Recently we have been experiencing a Tourist Influx to my home (not sure if it is to see me or the city that I have adopted). While a wonderful thing in itself to have friends from distant places stop by Toronto, I am surprised at some of the things that I end up doing.
For instance, the Edgewalk at the CN Tower.
Two of my guests came from Rochester, NY, and mentioned, innocently enough when the idea of the visit was first broached, that they wanted to risk their lives in this foolhardy way for no good reason that I could understand.
Of course I said that I was not interested.
Then the date for their visit was set and, again, I refused.
When they finally arrived, I still said no.
And then – just before the actual event – something shut down my brain and took charge of my mouth. I agreed.
And found myself at the base of the tower, looking up. Way, way up. Trying to think of excuses to extricate myself from the situation.
A bit of vertigo blanked my mind.
We were introduced on the ground to various members of the staff who supervised our transformation from our everyday garb into red-suited daredevils. They checked us for alcohol and explosives, although perhaps a cursory search for sanity would have been more appropriate. It didn’t seem to be a requirement.
Then we were buckled and strapped tightly into safety harnesses that I am sure the BDSM crowd would enjoy.
My first moment of trepidation occurred when the guide – called the Walk Master but known more familiarly as Pepper – tried to comfort us by saying that we were under constant supervision through video cameras.

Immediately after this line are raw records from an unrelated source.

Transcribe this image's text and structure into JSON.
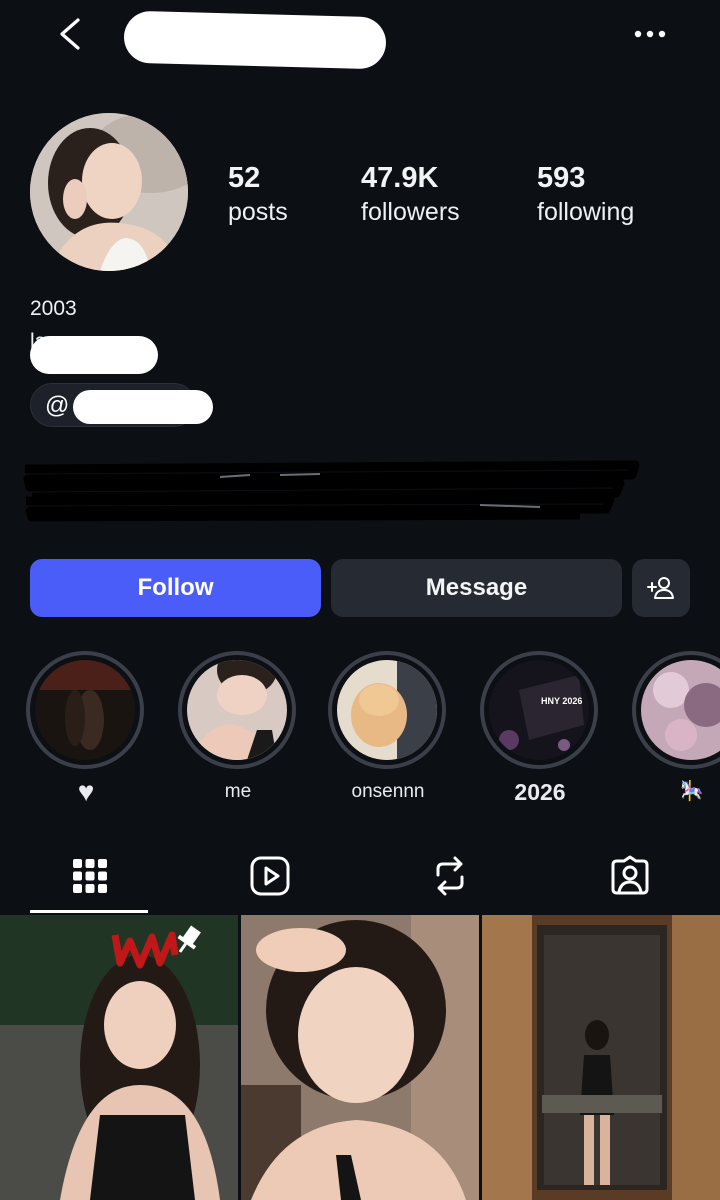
{
  "header": {
    "username_redacted": true
  },
  "stats": {
    "posts_value": "52",
    "posts_label": "posts",
    "followers_value": "47.9K",
    "followers_label": "followers",
    "following_value": "593",
    "following_label": "following"
  },
  "bio": {
    "line1": "2003",
    "line2": "law me"
  },
  "threads_badge": {
    "icon": "threads-icon"
  },
  "actions": {
    "follow_label": "Follow",
    "message_label": "Message"
  },
  "highlights": [
    {
      "label": "♥",
      "style": "icon"
    },
    {
      "label": "me",
      "style": "normal"
    },
    {
      "label": "onsennn",
      "style": "normal"
    },
    {
      "label": "2026",
      "style": "big",
      "cover_text": "HNY 2026"
    },
    {
      "label": "🎠",
      "style": "normal"
    }
  ],
  "tabs": [
    {
      "name": "posts",
      "icon": "grid-icon",
      "active": true
    },
    {
      "name": "reels",
      "icon": "reels-icon",
      "active": false
    },
    {
      "name": "reposts",
      "icon": "repost-icon",
      "active": false
    },
    {
      "name": "tagged",
      "icon": "tagged-icon",
      "active": false
    }
  ],
  "colors": {
    "background": "#0c0f14",
    "follow_button": "#4a5df9",
    "secondary_button": "#262a33"
  }
}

It occurred to me that, should anything untoward happen, the supervisor would only say, “whoops!” but would not have time to do much else.
Through most of it, I was not nervous but there was a moment when I thought I was incredibly stupid for having forsaken terra firma.
That moment came when the Walk Master had each of us slide our toes over the edge of the grating at 356 metres above the ground (about 355.5 metres too high).
Then, taking a deep breath and saying a quick prayer, we had to fling ourselves over, all the while depending on the strength of our ropes, to keep us attached.
I must say those ropes – which appeared quite sturdy when inside the tower – looked remarkably frail when tested in this way. Unbelievably, the Walk Master also wanted us to let go of our ropes – our new best friends – and wave our arms to show our delight at being hare-brained enough to listen to her instructions.
There were more ‘activities’ to perform, each one requiring a denial of intuition and good sense, while depending on some esoteric knowledge of physics and strength of materials, which – even if you had ever been privy to it – would have disappeared from your mind when looking straight down 115 stories below your feet.
We walked around the tower on the sidewalk-sized grating, with the wind in our faces and the airplanes landing on Toronto Island below us. At the end of the round, when re-entering the tower, we were asked which was our favourite moment.
Mine had just happened. The re-entry.
But all this was just to say that I couldn’t quite believe that I had done this, that I had enjoyed it tremendously and that I had been incredibly impressed by the beauty and majesty of Toronto and its environs. And those itsy-bitsy airplanes landing at Billy Bishop airport.
Would I return?
But I would recommend it highly.
– Anya Orzechowska
Photo by Master Walker Pepper, Elizabeth Cinello and Wikipedia creative commons
I will do the edgewalk right after all members of council come wearing bikinis, hell freezes over and world peace.
Miroslav Glavić, Toronto
Loved the article. Funny and informative and the photo of the tower in reflection is stunning.
Cheryl Kryzaniwsky, Port Elgin ON